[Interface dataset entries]
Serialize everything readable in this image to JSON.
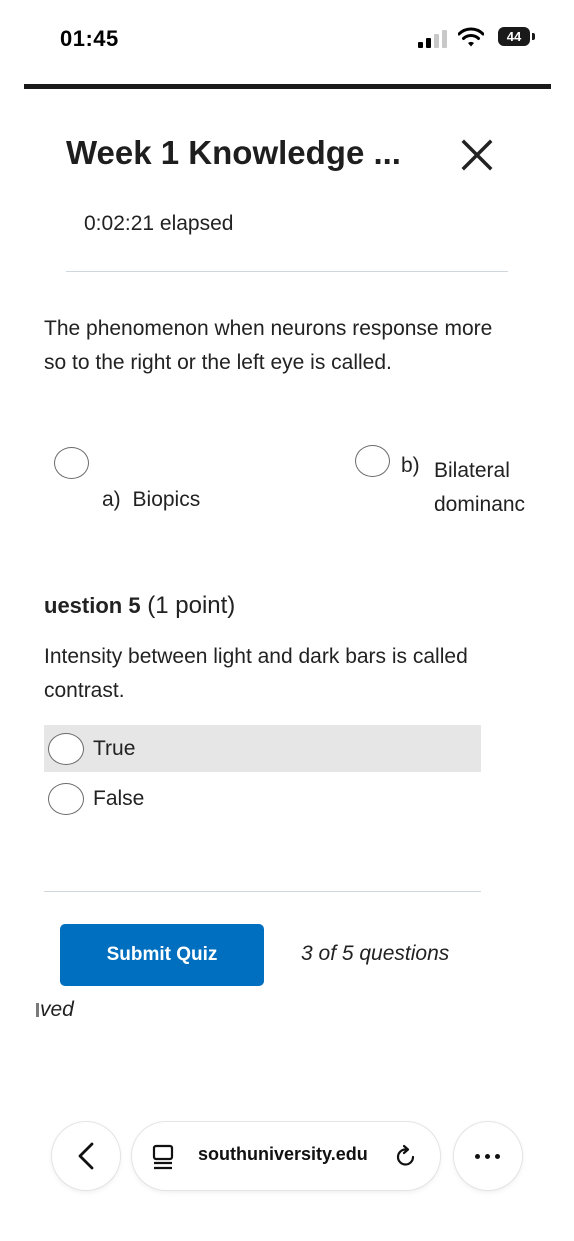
{
  "status_bar": {
    "time": "01:45",
    "battery": "44",
    "icons": [
      "cellular-signal-icon",
      "wifi-icon",
      "battery-icon"
    ]
  },
  "header": {
    "title": "Week 1 Knowledge ...",
    "close_icon": "close-icon",
    "elapsed": "0:02:21 elapsed"
  },
  "question4": {
    "text": "The phenomenon when neurons response more so to the right or the left eye is called.",
    "options": [
      {
        "letter": "a)",
        "label": "Biopics"
      },
      {
        "letter": "b)",
        "label": "Bilateral dominanc"
      }
    ]
  },
  "question5": {
    "heading_num": "uestion 5",
    "heading_points": "(1 point)",
    "text": "Intensity between light and dark bars is called contrast.",
    "options": [
      {
        "label": "True",
        "highlighted": true
      },
      {
        "label": "False",
        "highlighted": false
      }
    ]
  },
  "footer": {
    "submit_label": "Submit Quiz",
    "progress": "3 of 5 questions",
    "saved_fragment": "ved",
    "submit_color": "#006fbf"
  },
  "browser": {
    "url": "southuniversity.edu",
    "back_icon": "chevron-left-icon",
    "tab_icon": "tab-icon",
    "reload_icon": "reload-icon",
    "more_icon": "more-icon"
  }
}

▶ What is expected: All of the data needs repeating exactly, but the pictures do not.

▶ Finished task:
Serialize everything readable in this image to JSON.
{
  "status_bar": {
    "time": "01:45",
    "battery": "44",
    "icons": [
      "cellular-signal-icon",
      "wifi-icon",
      "battery-icon"
    ]
  },
  "header": {
    "title": "Week 1 Knowledge ...",
    "close_icon": "close-icon",
    "elapsed": "0:02:21 elapsed"
  },
  "question4": {
    "text": "The phenomenon when neurons response more so to the right or the left eye is called.",
    "options": [
      {
        "letter": "a)",
        "label": "Biopics"
      },
      {
        "letter": "b)",
        "label": "Bilateral dominanc"
      }
    ]
  },
  "question5": {
    "heading_num": "uestion 5",
    "heading_points": "(1 point)",
    "text": "Intensity between light and dark bars is called contrast.",
    "options": [
      {
        "label": "True",
        "highlighted": true
      },
      {
        "label": "False",
        "highlighted": false
      }
    ]
  },
  "footer": {
    "submit_label": "Submit Quiz",
    "progress": "3 of 5 questions",
    "saved_fragment": "ved",
    "submit_color": "#006fbf"
  },
  "browser": {
    "url": "southuniversity.edu",
    "back_icon": "chevron-left-icon",
    "tab_icon": "tab-icon",
    "reload_icon": "reload-icon",
    "more_icon": "more-icon"
  }
}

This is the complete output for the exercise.